*Problem to solve:*
The records below must be output exactly, with no images carried over.

(Data records for software interfaces)
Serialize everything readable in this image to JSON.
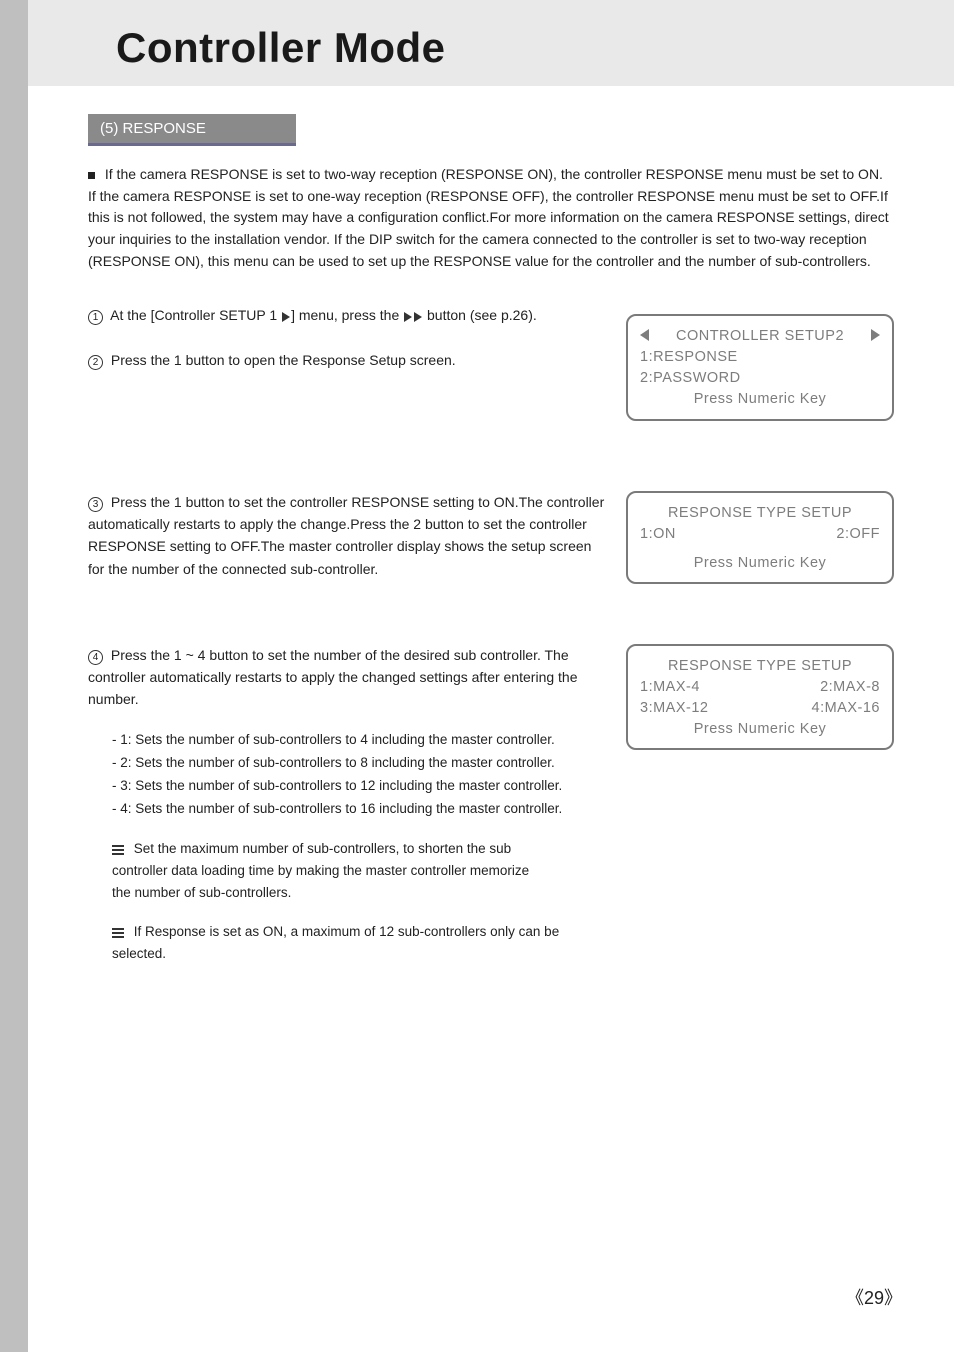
{
  "title": "Controller Mode",
  "section_label": "(5) RESPONSE",
  "intro": "If the camera RESPONSE is set to two-way reception (RESPONSE ON), the controller RESPONSE menu must be set to ON. If the camera RESPONSE is set to one-way reception (RESPONSE OFF), the controller RESPONSE menu must be set to OFF.If this is not followed, the system may have a configuration conflict.For more information on the camera RESPONSE settings, direct your inquiries to the installation vendor. If the DIP switch for the camera connected to the controller is set to two-way reception (RESPONSE ON), this menu can be used to set up the RESPONSE value for the controller and the number of sub-controllers.",
  "steps": {
    "s1_a": "At the [Controller SETUP 1 ",
    "s1_b": "] menu, press the ",
    "s1_c": " button (see p.26).",
    "s2": "Press the 1 button to open the Response Setup screen.",
    "s3": "Press the 1 button to set the controller RESPONSE setting to ON.The controller automatically restarts to apply the change.Press the 2 button to set the controller RESPONSE setting to OFF.The master controller display shows the setup screen for the number of the connected sub-controller.",
    "s4": "Press the 1 ~ 4 button to set the number of the desired sub controller. The controller automatically restarts to apply the changed settings after entering the number."
  },
  "sublist": [
    "- 1: Sets the number of sub-controllers to 4 including the master controller.",
    "- 2: Sets the number of sub-controllers to 8 including the master controller.",
    "- 3: Sets the number of sub-controllers to 12 including the master controller.",
    "- 4: Sets the number of sub-controllers to 16 including the master controller."
  ],
  "notes": [
    "Set the maximum number of sub-controllers, to shorten the sub controller data loading time by making the master controller memorize the number of sub-controllers.",
    "If Response is set as ON, a maximum of 12 sub-controllers only can be selected."
  ],
  "lcd1": {
    "head": "CONTROLLER SETUP2",
    "l1": "1:RESPONSE",
    "l2": "2:PASSWORD",
    "foot": "Press Numeric Key"
  },
  "lcd2": {
    "head": "RESPONSE TYPE SETUP",
    "left": "1:ON",
    "right": "2:OFF",
    "foot": "Press Numeric Key"
  },
  "lcd3": {
    "head": "RESPONSE TYPE SETUP",
    "r1l": "1:MAX-4",
    "r1r": "2:MAX-8",
    "r2l": "3:MAX-12",
    "r2r": "4:MAX-16",
    "foot": "Press Numeric Key"
  },
  "page_number": "29"
}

*Finished task:*
Serialize everything readable in this image to JSON.
{
  "title": "Controller Mode",
  "section_label": "(5) RESPONSE",
  "intro": "If the camera RESPONSE is set to two-way reception (RESPONSE ON), the controller RESPONSE menu must be set to ON. If the camera RESPONSE is set to one-way reception (RESPONSE OFF), the controller RESPONSE menu must be set to OFF.If this is not followed, the system may have a configuration conflict.For more information on the camera RESPONSE settings, direct your inquiries to the installation vendor. If the DIP switch for the camera connected to the controller is set to two-way reception (RESPONSE ON), this menu can be used to set up the RESPONSE value for the controller and the number of sub-controllers.",
  "steps": {
    "s1_a": "At the [Controller SETUP 1 ",
    "s1_b": "] menu, press the ",
    "s1_c": " button (see p.26).",
    "s2": "Press the 1 button to open the Response Setup screen.",
    "s3": "Press the 1 button to set the controller RESPONSE setting to ON.The controller automatically restarts to apply the change.Press the 2 button to set the controller RESPONSE setting to OFF.The master controller display shows the setup screen for the number of the connected sub-controller.",
    "s4": "Press the 1 ~ 4 button to set the number of the desired sub controller. The controller automatically restarts to apply the changed settings after entering the number."
  },
  "sublist": [
    "- 1: Sets the number of sub-controllers to 4 including the master controller.",
    "- 2: Sets the number of sub-controllers to 8 including the master controller.",
    "- 3: Sets the number of sub-controllers to 12 including the master controller.",
    "- 4: Sets the number of sub-controllers to 16 including the master controller."
  ],
  "notes": [
    "Set the maximum number of sub-controllers, to shorten the sub controller data loading time by making the master controller memorize the number of sub-controllers.",
    "If Response is set as ON, a maximum of 12 sub-controllers only can be selected."
  ],
  "lcd1": {
    "head": "CONTROLLER SETUP2",
    "l1": "1:RESPONSE",
    "l2": "2:PASSWORD",
    "foot": "Press Numeric Key"
  },
  "lcd2": {
    "head": "RESPONSE TYPE SETUP",
    "left": "1:ON",
    "right": "2:OFF",
    "foot": "Press Numeric Key"
  },
  "lcd3": {
    "head": "RESPONSE TYPE SETUP",
    "r1l": "1:MAX-4",
    "r1r": "2:MAX-8",
    "r2l": "3:MAX-12",
    "r2r": "4:MAX-16",
    "foot": "Press Numeric Key"
  },
  "page_number": "29"
}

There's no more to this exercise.